Mandar Gadre has been one such friend that I have not met as yet. His poetry and his photoblog are a collection of sincere and well crafted thoughts and images. Charu's photoblog has also inspired me. He is also one of those people I have met only once but know too well now. Shrirang Khandekar's photoblog is also one of the places that I respect on the Internet. I came to know of this because he was a regular in the comment box of my Marathi blog. One day I decided to track his page. I must say it was a humbling experience to realize a place like that exists!
Prasad has been one of the recent additions to this list too. His words are human and his writing never fails to move. Be it in anger or in innocence. His writings about Robindranath Tagore have revived the Banglamania in me during the last few months.
I have made friends with a lot of my followers too and I have reconnected with a few family members because they started reading my blog! My father has been my most consistent follower and this feeling always fills me up with a lot of happiness and pride. These days, my mom takes out time specially to follow my Marathi blog. So there has been a bit of family reunion in the space too.
People with families, living in their home countries might not realize how much of a solace this part of our identities gives us. Over these past two years I have known so many new people who have stepped out of their countries, their own comfort zones to try and make a place in the field of science. Most of my blog-friends are PhD students spread all over the world. Some of them are intrepid travelers. All of us are trying to come to terms with our own identities without following any prescribed ways to belong. Oddly enough, unknowingly we all want to belong somewhere. In my case, finding fellow writers and empathizing with their experiences is a way of finding my own closure. :)
Like the Bhagwad Geeta says in a somewhat weary tone, we have entered the age of hybrids. People traveling all over the world and expressing themselves from everywhere in their own language is one of the advantages of this cultural hybridization. In any case, I would really like to thank God for technology. Even though it is all man-made and designed, if you take a look at how humanity has evolved over the ages, it always makes me want to believe that it is a Divine intervention!
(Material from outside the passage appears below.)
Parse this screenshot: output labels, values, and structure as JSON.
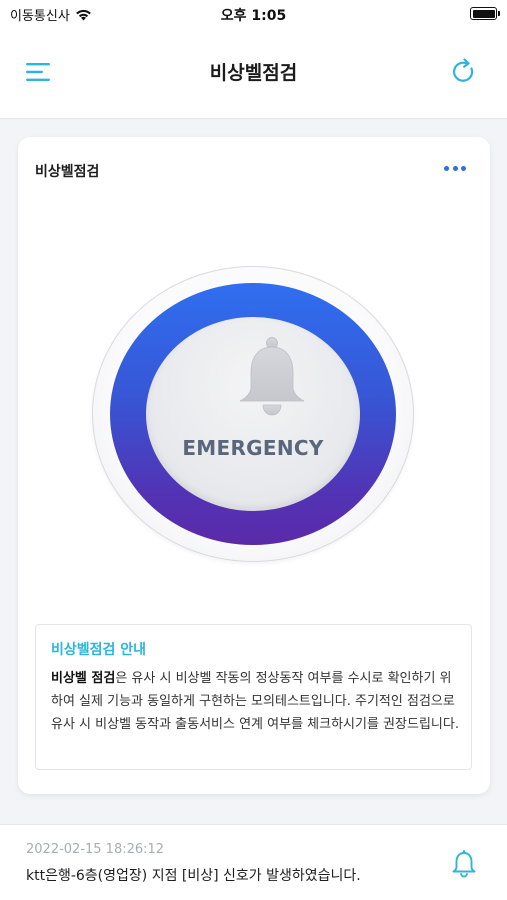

Saturday, October 03, 2009

PurpleMoon Turns Three!

I am awfully superstitious but somehow without any premeditation, I started writing on the third of October. Something which I would have done if I was thinking about it. :)
I think anything that adds up to three is lucky for me. So, today on the 3rd of October, as my blog turns three, it has got to be a very special day. :)
Although poor PurpleMoon has been somewhat sidelined due to my Marathi blog, it is still a place of a lot of attachment for me.
So Happy Birthday PM! May you have a long life.Less opinion and more funny stories. And may your creator never lose her mind!